EXERCISE BRIEF:
In the data that follows, find each line containing "image" and copy it.

TASK INPUTS:
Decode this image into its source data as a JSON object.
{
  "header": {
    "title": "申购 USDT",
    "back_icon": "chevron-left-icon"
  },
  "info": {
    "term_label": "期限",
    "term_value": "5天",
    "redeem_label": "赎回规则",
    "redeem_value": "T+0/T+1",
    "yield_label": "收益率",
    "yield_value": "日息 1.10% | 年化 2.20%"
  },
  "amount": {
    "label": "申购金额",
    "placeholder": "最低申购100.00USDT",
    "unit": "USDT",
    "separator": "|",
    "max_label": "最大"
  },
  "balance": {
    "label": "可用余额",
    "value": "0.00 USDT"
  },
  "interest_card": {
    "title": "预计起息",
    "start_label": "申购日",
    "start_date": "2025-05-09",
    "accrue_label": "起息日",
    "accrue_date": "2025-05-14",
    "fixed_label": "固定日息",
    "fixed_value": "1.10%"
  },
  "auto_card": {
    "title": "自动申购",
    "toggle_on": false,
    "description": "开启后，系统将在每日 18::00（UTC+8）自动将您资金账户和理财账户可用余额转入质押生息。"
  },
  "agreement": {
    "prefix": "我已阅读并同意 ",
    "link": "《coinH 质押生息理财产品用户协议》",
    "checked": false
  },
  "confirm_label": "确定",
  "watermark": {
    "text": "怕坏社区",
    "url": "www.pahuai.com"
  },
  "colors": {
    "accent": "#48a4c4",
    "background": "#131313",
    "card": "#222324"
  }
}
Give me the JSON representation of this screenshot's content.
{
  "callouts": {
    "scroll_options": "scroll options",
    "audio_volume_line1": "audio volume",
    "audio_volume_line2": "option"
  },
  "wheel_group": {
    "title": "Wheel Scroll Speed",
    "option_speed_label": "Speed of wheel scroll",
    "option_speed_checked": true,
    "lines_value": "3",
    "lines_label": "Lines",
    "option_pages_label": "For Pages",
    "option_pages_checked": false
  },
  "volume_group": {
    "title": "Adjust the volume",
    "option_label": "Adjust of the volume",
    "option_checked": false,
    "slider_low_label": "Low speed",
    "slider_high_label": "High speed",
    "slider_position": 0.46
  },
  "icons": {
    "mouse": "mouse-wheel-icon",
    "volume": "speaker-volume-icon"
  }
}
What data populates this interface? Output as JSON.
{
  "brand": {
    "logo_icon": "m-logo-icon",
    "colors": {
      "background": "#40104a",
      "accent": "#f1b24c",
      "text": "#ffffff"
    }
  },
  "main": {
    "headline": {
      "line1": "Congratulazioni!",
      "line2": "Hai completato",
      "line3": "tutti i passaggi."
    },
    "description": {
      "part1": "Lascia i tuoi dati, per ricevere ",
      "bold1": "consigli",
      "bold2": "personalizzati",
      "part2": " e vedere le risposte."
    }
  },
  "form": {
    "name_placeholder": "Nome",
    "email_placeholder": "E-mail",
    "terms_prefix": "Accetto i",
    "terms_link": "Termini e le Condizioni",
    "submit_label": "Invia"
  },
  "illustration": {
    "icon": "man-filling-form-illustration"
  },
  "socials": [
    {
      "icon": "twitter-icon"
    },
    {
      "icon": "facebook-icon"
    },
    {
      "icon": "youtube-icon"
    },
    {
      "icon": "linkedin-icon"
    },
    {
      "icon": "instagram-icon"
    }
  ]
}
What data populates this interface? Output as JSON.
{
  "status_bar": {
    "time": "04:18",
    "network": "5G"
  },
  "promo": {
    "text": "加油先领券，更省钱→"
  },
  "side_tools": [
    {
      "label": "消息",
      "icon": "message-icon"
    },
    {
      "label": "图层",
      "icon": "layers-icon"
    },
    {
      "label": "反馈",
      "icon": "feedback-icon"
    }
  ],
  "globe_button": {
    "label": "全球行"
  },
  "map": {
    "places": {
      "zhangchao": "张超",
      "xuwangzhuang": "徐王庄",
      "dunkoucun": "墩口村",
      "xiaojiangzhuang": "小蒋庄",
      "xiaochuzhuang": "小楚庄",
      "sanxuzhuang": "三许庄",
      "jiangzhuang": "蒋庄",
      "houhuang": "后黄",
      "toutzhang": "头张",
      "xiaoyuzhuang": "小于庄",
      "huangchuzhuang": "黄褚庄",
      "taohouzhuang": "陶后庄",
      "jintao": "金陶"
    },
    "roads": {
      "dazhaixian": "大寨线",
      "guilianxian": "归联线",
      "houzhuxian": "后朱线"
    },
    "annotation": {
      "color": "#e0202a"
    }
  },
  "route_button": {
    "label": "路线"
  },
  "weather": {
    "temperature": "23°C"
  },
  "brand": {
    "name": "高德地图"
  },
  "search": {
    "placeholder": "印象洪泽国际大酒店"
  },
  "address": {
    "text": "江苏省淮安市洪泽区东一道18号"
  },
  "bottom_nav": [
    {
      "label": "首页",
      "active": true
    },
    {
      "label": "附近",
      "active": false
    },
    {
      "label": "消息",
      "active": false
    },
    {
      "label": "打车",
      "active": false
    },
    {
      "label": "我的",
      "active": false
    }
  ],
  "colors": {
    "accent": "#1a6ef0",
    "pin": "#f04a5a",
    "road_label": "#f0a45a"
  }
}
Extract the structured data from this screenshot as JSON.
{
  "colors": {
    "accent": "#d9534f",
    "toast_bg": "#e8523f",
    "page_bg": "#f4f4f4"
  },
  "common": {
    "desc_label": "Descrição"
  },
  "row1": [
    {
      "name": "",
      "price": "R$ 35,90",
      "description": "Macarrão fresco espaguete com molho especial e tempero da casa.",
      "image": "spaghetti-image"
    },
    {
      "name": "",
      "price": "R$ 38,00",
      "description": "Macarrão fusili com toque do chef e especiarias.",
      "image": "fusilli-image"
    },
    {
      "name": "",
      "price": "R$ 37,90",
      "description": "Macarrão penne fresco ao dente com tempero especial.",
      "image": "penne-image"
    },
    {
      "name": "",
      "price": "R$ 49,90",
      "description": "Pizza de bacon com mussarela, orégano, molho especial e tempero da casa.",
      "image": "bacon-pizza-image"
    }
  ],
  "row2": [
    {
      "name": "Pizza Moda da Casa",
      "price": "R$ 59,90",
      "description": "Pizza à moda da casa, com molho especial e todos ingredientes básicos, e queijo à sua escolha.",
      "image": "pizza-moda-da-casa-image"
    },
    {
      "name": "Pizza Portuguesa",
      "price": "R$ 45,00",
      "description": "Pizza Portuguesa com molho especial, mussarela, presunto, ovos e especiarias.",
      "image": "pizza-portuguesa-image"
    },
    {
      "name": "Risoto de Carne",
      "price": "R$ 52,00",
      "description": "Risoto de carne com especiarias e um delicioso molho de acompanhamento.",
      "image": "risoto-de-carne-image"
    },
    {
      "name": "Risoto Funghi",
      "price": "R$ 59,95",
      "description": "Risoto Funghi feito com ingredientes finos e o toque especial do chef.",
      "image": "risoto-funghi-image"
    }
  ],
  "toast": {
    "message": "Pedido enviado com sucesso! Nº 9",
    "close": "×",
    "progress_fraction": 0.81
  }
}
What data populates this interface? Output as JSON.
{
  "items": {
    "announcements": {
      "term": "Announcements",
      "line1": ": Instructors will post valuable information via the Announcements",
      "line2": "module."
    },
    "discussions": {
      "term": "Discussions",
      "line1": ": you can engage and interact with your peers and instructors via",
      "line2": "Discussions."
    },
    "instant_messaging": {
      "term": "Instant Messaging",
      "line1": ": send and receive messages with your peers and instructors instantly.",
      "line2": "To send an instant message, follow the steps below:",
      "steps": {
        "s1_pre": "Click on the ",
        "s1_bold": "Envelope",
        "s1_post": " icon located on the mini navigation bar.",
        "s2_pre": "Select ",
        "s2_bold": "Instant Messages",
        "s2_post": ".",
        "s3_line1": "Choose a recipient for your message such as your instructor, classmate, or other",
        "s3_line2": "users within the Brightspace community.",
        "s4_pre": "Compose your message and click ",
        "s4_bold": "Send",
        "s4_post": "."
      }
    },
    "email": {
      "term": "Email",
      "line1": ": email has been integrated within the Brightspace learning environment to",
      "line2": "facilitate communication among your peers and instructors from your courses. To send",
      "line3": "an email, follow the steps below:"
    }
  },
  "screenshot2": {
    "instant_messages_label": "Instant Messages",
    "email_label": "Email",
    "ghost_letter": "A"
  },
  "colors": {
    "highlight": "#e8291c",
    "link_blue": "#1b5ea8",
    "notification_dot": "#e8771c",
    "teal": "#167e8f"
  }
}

FINAL ANSWER:
Decode this image into its source data as a JSON object.
      "image": "spaghetti-image"
      "image": "fusilli-image"
      "image": "penne-image"
      "image": "bacon-pizza-image"
      "image": "pizza-moda-da-casa-image"
      "image": "pizza-portuguesa-image"
      "image": "risoto-de-carne-image"
      "image": "risoto-funghi-image"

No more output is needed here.